Task brief
Report how many lines below contain the word "repository", giving the number and no other words.

Records from a dataset
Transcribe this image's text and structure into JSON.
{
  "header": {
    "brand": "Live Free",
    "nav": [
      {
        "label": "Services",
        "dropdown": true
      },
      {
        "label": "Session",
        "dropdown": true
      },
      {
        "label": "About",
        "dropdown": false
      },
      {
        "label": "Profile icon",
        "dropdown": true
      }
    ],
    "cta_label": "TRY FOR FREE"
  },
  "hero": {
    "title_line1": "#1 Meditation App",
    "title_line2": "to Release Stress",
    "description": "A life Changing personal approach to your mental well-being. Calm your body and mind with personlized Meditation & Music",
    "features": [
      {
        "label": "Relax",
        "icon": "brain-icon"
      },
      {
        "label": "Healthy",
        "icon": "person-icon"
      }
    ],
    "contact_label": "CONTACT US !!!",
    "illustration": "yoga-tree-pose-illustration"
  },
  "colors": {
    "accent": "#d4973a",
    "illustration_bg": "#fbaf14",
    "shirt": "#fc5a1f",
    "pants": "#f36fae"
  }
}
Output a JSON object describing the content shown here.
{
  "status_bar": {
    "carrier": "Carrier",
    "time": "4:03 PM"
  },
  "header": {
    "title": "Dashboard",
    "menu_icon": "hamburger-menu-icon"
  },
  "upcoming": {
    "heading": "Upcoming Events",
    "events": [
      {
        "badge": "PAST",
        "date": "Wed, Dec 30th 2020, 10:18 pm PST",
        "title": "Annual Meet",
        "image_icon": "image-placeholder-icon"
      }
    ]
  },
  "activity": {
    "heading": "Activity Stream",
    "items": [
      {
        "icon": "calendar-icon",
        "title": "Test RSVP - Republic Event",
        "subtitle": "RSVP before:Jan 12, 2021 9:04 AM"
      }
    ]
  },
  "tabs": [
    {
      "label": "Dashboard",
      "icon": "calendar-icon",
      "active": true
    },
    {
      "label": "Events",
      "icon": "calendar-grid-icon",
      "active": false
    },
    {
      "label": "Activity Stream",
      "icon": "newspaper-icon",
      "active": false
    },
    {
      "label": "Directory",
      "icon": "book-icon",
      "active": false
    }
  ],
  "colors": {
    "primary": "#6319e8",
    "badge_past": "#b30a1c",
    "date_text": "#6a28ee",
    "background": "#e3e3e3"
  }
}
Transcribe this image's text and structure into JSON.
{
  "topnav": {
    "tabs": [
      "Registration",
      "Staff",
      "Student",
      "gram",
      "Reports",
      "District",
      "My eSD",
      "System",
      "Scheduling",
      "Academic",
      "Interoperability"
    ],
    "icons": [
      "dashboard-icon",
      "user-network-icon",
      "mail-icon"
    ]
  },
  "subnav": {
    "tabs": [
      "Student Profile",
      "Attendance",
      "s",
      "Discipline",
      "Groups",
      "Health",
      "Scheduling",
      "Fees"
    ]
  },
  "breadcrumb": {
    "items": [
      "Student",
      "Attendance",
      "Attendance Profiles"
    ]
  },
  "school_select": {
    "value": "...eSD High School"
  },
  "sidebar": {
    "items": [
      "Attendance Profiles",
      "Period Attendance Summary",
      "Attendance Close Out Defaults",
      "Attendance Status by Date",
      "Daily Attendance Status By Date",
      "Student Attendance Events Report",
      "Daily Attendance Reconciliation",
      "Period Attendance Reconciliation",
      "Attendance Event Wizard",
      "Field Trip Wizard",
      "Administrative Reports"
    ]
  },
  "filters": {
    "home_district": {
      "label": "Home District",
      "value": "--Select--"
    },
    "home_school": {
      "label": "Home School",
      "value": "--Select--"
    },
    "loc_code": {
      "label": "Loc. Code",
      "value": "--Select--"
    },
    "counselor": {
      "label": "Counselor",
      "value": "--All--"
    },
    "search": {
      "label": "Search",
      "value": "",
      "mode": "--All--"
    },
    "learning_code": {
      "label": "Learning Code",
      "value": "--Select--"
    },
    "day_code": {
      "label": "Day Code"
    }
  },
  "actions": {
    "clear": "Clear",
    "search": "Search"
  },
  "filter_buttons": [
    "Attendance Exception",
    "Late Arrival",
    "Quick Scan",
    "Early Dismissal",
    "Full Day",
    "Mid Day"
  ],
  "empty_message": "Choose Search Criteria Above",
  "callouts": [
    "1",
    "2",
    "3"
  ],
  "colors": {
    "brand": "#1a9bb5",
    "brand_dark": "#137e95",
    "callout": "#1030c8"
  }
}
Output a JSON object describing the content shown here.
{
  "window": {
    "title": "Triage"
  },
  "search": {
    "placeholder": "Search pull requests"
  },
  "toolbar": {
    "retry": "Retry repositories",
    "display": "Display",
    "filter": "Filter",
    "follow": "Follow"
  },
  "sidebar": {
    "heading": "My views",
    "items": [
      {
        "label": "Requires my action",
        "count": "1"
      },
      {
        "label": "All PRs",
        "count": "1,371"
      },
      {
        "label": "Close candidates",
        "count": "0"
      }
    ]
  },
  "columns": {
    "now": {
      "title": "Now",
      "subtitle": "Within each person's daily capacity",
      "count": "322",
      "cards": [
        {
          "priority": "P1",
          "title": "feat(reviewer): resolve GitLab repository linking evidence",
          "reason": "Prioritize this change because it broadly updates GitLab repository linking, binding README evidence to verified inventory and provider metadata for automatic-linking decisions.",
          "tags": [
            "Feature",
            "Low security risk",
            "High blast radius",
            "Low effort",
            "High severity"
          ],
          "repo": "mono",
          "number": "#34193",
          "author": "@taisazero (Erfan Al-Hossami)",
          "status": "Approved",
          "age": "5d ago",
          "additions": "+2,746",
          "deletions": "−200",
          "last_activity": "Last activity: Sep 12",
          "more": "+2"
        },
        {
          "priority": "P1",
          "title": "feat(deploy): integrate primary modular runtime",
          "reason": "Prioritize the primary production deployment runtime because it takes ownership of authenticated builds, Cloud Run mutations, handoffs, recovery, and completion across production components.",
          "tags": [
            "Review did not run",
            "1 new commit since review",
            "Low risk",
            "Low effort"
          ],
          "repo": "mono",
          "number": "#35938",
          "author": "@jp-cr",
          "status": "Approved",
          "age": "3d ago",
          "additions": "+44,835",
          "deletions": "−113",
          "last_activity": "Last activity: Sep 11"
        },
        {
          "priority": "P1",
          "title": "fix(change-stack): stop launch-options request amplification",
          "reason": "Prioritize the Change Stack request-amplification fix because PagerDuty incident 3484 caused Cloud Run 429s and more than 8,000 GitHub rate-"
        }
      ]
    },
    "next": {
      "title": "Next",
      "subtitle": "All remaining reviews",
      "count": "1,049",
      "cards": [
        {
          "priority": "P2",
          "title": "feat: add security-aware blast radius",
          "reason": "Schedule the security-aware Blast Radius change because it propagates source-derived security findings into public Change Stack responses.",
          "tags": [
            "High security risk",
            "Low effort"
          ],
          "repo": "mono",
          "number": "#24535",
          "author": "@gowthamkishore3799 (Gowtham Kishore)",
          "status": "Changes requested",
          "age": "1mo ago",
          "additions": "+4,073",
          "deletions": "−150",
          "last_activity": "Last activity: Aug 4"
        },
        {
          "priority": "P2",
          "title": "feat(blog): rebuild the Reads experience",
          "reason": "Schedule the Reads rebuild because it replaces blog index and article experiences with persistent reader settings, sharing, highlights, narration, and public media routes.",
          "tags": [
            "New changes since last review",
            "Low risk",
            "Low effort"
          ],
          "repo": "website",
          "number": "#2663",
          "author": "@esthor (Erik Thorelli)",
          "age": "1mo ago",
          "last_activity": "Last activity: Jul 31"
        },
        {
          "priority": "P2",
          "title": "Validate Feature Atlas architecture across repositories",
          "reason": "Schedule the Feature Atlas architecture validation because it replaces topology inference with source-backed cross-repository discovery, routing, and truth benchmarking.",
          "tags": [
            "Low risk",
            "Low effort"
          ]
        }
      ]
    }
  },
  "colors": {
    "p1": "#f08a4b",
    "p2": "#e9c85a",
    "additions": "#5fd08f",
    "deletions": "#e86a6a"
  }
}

Answer box
3